** PROBLEM **
Print each record that follows exactly, leaving the pictures behind.

** INFORMATION SUPPLIED **
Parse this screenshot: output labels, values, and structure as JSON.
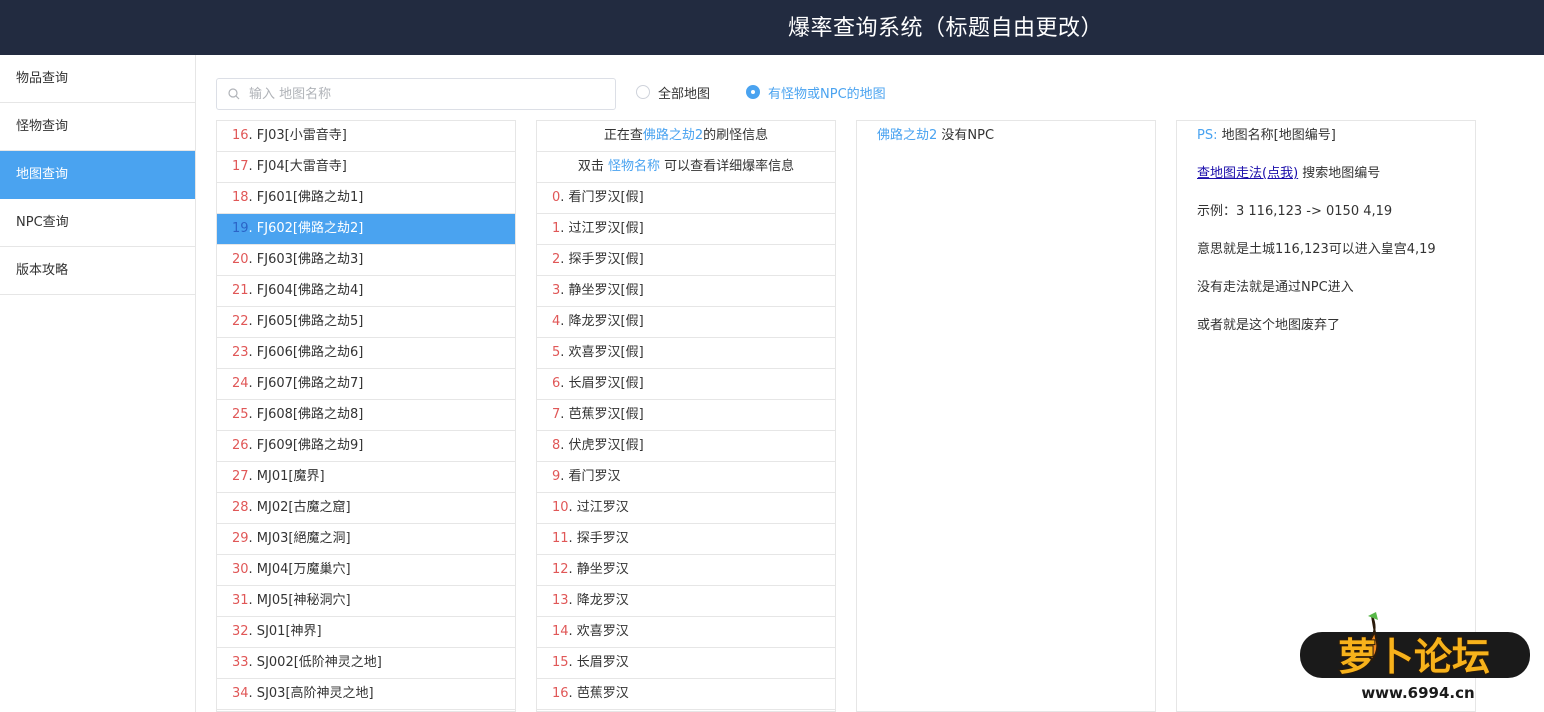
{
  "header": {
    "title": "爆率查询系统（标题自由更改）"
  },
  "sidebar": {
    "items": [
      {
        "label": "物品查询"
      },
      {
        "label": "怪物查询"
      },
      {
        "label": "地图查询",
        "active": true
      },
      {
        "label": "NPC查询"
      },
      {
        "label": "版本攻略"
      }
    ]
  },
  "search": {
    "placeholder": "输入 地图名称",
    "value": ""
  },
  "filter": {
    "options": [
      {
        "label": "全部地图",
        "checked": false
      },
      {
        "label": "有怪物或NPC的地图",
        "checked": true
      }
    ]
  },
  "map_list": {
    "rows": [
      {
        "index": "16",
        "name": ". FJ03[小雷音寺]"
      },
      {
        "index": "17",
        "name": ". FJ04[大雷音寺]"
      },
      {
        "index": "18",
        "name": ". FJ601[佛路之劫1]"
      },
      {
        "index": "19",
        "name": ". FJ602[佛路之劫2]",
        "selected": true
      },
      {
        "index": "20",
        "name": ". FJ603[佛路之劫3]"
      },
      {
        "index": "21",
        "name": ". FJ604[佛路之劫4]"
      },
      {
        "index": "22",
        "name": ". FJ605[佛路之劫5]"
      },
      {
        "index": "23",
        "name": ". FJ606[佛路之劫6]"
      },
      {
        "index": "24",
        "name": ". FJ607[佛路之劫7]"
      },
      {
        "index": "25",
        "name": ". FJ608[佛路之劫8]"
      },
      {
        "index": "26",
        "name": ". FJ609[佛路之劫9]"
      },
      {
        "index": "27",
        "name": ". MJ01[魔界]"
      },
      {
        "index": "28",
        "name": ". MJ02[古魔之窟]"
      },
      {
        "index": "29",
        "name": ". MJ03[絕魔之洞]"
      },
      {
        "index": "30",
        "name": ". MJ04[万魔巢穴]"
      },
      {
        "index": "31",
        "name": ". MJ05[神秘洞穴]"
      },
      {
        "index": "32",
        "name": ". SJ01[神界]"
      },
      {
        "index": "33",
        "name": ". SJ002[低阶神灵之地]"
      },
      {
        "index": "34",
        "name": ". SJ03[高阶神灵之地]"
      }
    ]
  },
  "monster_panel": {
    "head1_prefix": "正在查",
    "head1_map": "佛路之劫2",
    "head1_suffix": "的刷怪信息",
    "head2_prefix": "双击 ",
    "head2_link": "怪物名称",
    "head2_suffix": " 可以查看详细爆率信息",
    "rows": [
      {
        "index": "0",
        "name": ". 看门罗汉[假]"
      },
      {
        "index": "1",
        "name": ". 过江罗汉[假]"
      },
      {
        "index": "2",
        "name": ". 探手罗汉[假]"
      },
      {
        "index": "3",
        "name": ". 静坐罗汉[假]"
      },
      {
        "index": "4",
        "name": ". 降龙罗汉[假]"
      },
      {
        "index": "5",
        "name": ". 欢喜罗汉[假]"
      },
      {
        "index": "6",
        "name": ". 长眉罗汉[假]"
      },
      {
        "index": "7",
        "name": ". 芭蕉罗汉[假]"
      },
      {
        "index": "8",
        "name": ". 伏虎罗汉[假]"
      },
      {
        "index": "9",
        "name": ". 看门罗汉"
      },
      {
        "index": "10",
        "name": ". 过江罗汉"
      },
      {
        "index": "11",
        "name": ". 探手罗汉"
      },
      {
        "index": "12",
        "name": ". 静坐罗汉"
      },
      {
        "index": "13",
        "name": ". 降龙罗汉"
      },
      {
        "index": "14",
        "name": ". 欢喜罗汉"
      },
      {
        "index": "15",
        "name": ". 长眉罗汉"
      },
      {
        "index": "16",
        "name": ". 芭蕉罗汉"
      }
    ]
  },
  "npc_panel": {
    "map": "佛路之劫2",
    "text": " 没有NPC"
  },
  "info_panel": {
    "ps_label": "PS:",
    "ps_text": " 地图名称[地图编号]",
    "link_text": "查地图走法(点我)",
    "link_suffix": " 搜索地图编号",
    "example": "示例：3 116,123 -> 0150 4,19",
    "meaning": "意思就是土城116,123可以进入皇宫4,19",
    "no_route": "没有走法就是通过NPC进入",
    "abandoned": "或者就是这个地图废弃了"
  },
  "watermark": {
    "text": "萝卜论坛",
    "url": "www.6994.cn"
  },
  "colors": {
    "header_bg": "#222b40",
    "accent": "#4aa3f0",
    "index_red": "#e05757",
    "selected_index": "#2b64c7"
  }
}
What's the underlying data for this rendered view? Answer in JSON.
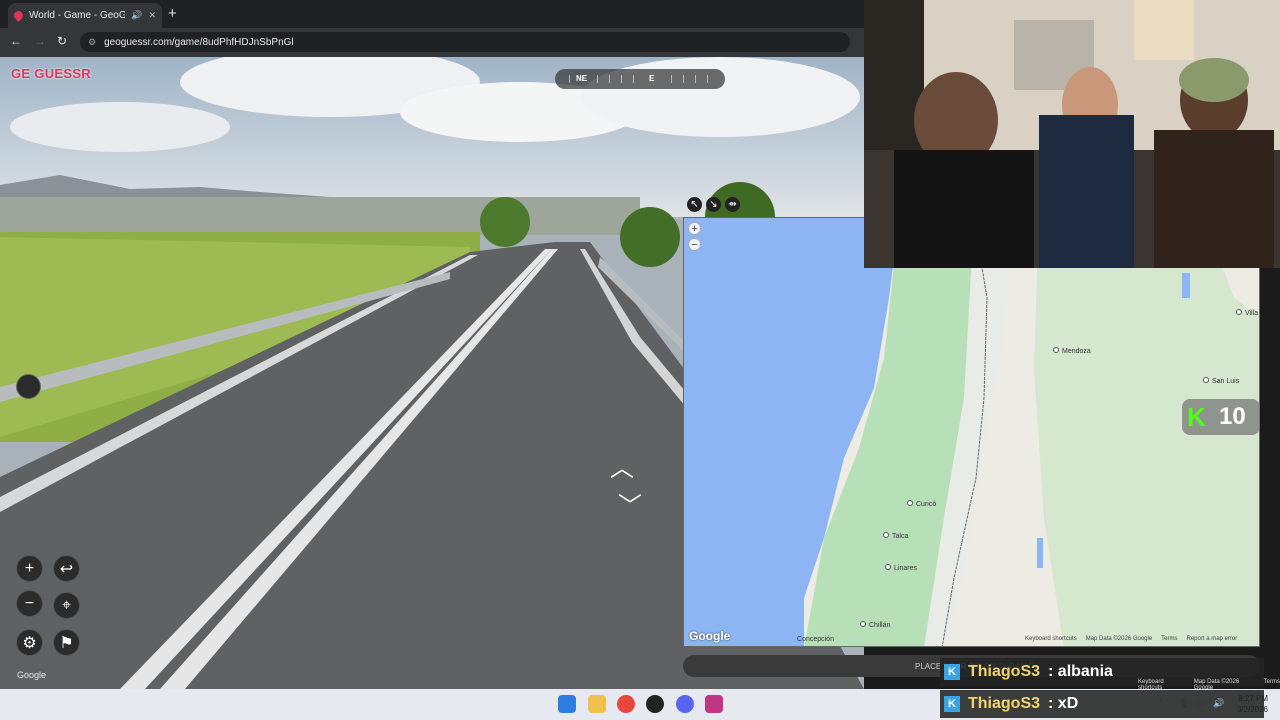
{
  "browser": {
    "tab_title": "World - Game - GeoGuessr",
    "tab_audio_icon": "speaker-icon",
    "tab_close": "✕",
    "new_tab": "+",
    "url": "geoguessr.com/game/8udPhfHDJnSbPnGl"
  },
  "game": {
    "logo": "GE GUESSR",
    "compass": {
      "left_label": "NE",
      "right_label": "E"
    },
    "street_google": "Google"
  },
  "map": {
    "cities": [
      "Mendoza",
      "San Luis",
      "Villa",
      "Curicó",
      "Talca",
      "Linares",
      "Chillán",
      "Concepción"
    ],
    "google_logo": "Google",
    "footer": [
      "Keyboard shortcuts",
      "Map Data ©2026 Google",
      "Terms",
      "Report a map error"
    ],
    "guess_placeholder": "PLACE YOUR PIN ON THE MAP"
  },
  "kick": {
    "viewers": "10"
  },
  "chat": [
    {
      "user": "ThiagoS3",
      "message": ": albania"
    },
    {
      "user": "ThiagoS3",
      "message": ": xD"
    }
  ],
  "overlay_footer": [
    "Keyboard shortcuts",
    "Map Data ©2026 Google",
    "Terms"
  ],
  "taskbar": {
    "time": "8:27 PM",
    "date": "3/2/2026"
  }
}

** WRITTEN SOLUTION **
Parse this screenshot: output labels, values, and structure as JSON.
{
  "header": {
    "title": "爆率查询系统（标题自由更改）"
  },
  "sidebar": {
    "items": [
      {
        "label": "物品查询"
      },
      {
        "label": "怪物查询"
      },
      {
        "label": "地图查询",
        "active": true
      },
      {
        "label": "NPC查询"
      },
      {
        "label": "版本攻略"
      }
    ]
  },
  "search": {
    "placeholder": "输入 地图名称",
    "value": ""
  },
  "filter": {
    "options": [
      {
        "label": "全部地图",
        "checked": false
      },
      {
        "label": "有怪物或NPC的地图",
        "checked": true
      }
    ]
  },
  "map_list": {
    "rows": [
      {
        "index": "16",
        "name": ". FJ03[小雷音寺]"
      },
      {
        "index": "17",
        "name": ". FJ04[大雷音寺]"
      },
      {
        "index": "18",
        "name": ". FJ601[佛路之劫1]"
      },
      {
        "index": "19",
        "name": ". FJ602[佛路之劫2]",
        "selected": true
      },
      {
        "index": "20",
        "name": ". FJ603[佛路之劫3]"
      },
      {
        "index": "21",
        "name": ". FJ604[佛路之劫4]"
      },
      {
        "index": "22",
        "name": ". FJ605[佛路之劫5]"
      },
      {
        "index": "23",
        "name": ". FJ606[佛路之劫6]"
      },
      {
        "index": "24",
        "name": ". FJ607[佛路之劫7]"
      },
      {
        "index": "25",
        "name": ". FJ608[佛路之劫8]"
      },
      {
        "index": "26",
        "name": ". FJ609[佛路之劫9]"
      },
      {
        "index": "27",
        "name": ". MJ01[魔界]"
      },
      {
        "index": "28",
        "name": ". MJ02[古魔之窟]"
      },
      {
        "index": "29",
        "name": ". MJ03[絕魔之洞]"
      },
      {
        "index": "30",
        "name": ". MJ04[万魔巢穴]"
      },
      {
        "index": "31",
        "name": ". MJ05[神秘洞穴]"
      },
      {
        "index": "32",
        "name": ". SJ01[神界]"
      },
      {
        "index": "33",
        "name": ". SJ002[低阶神灵之地]"
      },
      {
        "index": "34",
        "name": ". SJ03[高阶神灵之地]"
      }
    ]
  },
  "monster_panel": {
    "head1_prefix": "正在查",
    "head1_map": "佛路之劫2",
    "head1_suffix": "的刷怪信息",
    "head2_prefix": "双击 ",
    "head2_link": "怪物名称",
    "head2_suffix": " 可以查看详细爆率信息",
    "rows": [
      {
        "index": "0",
        "name": ". 看门罗汉[假]"
      },
      {
        "index": "1",
        "name": ". 过江罗汉[假]"
      },
      {
        "index": "2",
        "name": ". 探手罗汉[假]"
      },
      {
        "index": "3",
        "name": ". 静坐罗汉[假]"
      },
      {
        "index": "4",
        "name": ". 降龙罗汉[假]"
      },
      {
        "index": "5",
        "name": ". 欢喜罗汉[假]"
      },
      {
        "index": "6",
        "name": ". 长眉罗汉[假]"
      },
      {
        "index": "7",
        "name": ". 芭蕉罗汉[假]"
      },
      {
        "index": "8",
        "name": ". 伏虎罗汉[假]"
      },
      {
        "index": "9",
        "name": ". 看门罗汉"
      },
      {
        "index": "10",
        "name": ". 过江罗汉"
      },
      {
        "index": "11",
        "name": ". 探手罗汉"
      },
      {
        "index": "12",
        "name": ". 静坐罗汉"
      },
      {
        "index": "13",
        "name": ". 降龙罗汉"
      },
      {
        "index": "14",
        "name": ". 欢喜罗汉"
      },
      {
        "index": "15",
        "name": ". 长眉罗汉"
      },
      {
        "index": "16",
        "name": ". 芭蕉罗汉"
      }
    ]
  },
  "npc_panel": {
    "map": "佛路之劫2",
    "text": " 没有NPC"
  },
  "info_panel": {
    "ps_label": "PS:",
    "ps_text": " 地图名称[地图编号]",
    "link_text": "查地图走法(点我)",
    "link_suffix": " 搜索地图编号",
    "example": "示例：3 116,123 -> 0150 4,19",
    "meaning": "意思就是土城116,123可以进入皇宫4,19",
    "no_route": "没有走法就是通过NPC进入",
    "abandoned": "或者就是这个地图废弃了"
  },
  "watermark": {
    "text": "萝卜论坛",
    "url": "www.6994.cn"
  },
  "colors": {
    "header_bg": "#222b40",
    "accent": "#4aa3f0",
    "index_red": "#e05757",
    "selected_index": "#2b64c7"
  }
}
What's the underlying data for this rendered view? Answer in JSON.
{
  "browser": {
    "tab_title": "World - Game - GeoGuessr",
    "tab_audio_icon": "speaker-icon",
    "tab_close": "✕",
    "new_tab": "+",
    "url": "geoguessr.com/game/8udPhfHDJnSbPnGl"
  },
  "game": {
    "logo": "GE GUESSR",
    "compass": {
      "left_label": "NE",
      "right_label": "E"
    },
    "street_google": "Google"
  },
  "map": {
    "cities": [
      "Mendoza",
      "San Luis",
      "Villa",
      "Curicó",
      "Talca",
      "Linares",
      "Chillán",
      "Concepción"
    ],
    "google_logo": "Google",
    "footer": [
      "Keyboard shortcuts",
      "Map Data ©2026 Google",
      "Terms",
      "Report a map error"
    ],
    "guess_placeholder": "PLACE YOUR PIN ON THE MAP"
  },
  "kick": {
    "viewers": "10"
  },
  "chat": [
    {
      "user": "ThiagoS3",
      "message": ": albania"
    },
    {
      "user": "ThiagoS3",
      "message": ": xD"
    }
  ],
  "overlay_footer": [
    "Keyboard shortcuts",
    "Map Data ©2026 Google",
    "Terms"
  ],
  "taskbar": {
    "time": "8:27 PM",
    "date": "3/2/2026"
  }
}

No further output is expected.